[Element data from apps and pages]

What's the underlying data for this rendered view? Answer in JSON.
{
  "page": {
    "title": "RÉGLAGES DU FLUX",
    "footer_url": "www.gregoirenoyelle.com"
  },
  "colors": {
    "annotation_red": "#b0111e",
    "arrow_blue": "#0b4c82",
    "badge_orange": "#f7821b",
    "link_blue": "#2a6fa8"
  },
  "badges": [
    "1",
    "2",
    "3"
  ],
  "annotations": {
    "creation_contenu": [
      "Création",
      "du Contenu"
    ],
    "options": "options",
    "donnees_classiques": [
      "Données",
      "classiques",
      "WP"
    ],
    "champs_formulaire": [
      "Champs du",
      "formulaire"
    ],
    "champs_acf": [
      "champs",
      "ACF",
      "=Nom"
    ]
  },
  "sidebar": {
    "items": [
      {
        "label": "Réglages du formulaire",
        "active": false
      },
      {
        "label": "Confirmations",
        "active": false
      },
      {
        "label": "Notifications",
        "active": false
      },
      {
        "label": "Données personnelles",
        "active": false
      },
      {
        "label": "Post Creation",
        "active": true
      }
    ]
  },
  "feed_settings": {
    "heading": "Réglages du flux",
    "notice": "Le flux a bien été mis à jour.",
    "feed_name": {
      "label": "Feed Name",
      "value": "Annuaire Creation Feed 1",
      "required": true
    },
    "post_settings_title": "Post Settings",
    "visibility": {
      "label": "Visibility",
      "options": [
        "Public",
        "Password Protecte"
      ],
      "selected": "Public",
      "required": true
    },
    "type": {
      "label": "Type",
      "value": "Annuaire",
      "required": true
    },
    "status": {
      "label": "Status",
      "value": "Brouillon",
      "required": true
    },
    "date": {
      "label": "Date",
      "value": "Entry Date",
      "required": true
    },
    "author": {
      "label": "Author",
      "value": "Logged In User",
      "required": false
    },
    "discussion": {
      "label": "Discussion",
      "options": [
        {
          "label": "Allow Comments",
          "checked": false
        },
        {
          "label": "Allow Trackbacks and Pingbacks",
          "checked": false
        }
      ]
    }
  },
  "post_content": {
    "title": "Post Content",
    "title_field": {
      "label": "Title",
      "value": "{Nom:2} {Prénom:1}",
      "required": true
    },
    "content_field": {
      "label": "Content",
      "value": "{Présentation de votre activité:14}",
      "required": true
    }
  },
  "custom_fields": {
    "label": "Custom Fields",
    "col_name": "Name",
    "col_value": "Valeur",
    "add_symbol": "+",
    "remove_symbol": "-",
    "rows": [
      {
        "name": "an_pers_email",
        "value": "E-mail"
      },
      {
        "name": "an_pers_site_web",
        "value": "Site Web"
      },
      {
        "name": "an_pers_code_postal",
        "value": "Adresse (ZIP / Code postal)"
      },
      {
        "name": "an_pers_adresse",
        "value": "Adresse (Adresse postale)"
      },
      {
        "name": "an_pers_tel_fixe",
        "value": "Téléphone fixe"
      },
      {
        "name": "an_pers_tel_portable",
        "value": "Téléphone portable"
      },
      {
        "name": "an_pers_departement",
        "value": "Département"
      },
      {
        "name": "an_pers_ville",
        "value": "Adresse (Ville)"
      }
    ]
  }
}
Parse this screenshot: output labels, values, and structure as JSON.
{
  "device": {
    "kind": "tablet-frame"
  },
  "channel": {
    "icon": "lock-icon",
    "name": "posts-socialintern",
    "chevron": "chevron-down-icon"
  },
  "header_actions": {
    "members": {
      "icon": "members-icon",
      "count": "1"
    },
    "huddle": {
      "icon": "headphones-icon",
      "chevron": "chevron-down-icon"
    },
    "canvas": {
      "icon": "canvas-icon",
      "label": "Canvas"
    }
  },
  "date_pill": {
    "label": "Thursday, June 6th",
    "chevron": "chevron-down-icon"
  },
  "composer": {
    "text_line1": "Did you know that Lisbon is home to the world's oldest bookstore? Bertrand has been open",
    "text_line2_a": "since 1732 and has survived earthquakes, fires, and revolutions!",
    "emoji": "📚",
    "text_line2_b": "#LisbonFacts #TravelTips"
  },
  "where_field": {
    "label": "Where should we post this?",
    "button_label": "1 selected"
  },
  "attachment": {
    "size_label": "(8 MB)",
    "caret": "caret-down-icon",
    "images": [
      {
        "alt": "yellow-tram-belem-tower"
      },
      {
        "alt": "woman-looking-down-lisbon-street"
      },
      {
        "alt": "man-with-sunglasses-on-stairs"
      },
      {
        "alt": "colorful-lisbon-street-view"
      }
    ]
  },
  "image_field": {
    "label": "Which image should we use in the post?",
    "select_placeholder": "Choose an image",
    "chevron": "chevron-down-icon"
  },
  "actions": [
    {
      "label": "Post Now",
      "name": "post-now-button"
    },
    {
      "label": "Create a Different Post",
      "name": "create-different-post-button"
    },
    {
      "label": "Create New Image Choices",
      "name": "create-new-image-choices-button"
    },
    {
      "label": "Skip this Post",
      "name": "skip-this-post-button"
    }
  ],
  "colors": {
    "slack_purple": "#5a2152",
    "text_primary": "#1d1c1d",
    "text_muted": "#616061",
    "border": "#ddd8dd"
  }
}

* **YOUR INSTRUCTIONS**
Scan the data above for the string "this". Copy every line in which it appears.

* **RESULT OF THE EXERCISE**
What's the underlying data for this rendered view? Answer in JSON.
Parse this screenshot: output labels, values, and structure as JSON.
    "label": "Where should we post this?",
      "label": "Skip this Post",
      "name": "skip-this-post-button"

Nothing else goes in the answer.